docker container create -it --name demo-cont alpine

In the above command, we have deployed Alpine Linux inside the Docker container:

docker container create -it --name demo-cont alpine

List the Docker Container

To list down or view the container in Docker, user can use “docker ps” command:

docker ps -a

Here, “ps” stands for process state and it is used to show the container state:

docker ps -a

Start the Container

To start the containerized application, execute the “docker start <container-name / container-id>” command:

docker start demo-cont
docker start demo-cont

Stop the Container

In order to completely stop the executing Docker container, run the “docker stop <container-name / container-id>” command:

docker stop demo-cont

Here, we have utilized the name to stop the running container:

docker stop demo-cont

Remove the Container

If user do not need the containerized application or container anymore, remove the container through “docker rm <container-name / container-id>” command:

docker rm demo-cont
docker rn demo-cont

That is all about Docker on Ubuntu.


To install Docker on Ubuntu 22.04, the user can either use the Docker APT repository or manually install it through “.deb” files.

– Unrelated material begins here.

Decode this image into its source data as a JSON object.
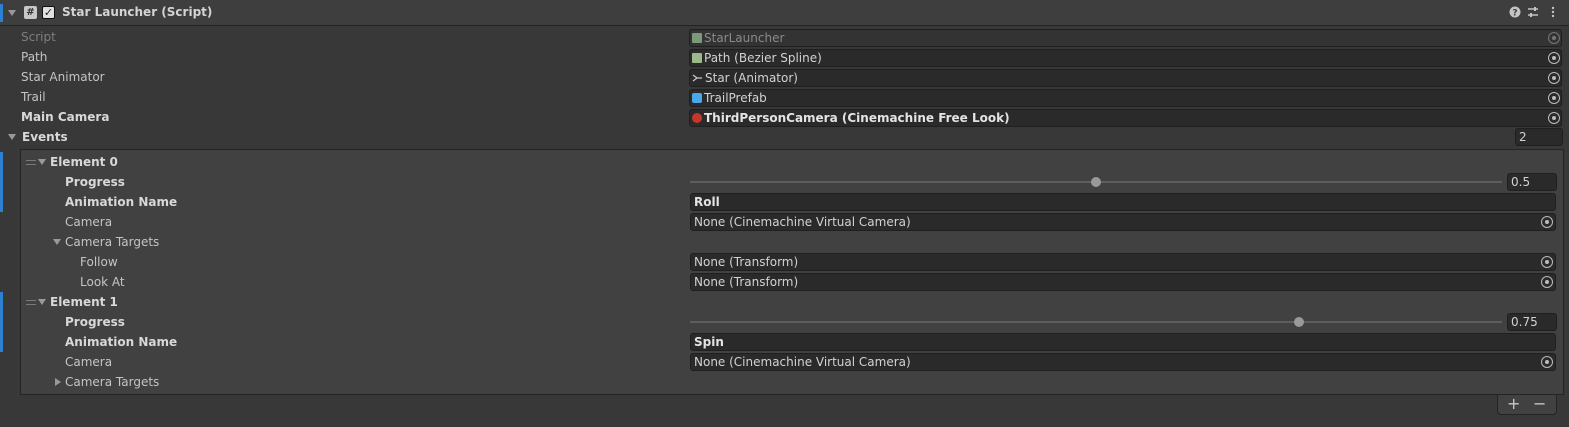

To install Docker from APT, first, import the Docker gpg key, then provide the Docker repository to the Ubuntu repository. After that, install the “”, “docker-ce”, “docker-ce-cli”, “docker-buildx-plugin”, and “docker-compose-plugin” packages through “sudo apt install” command. This post has also explained how to execute and manage images and containers in Docker.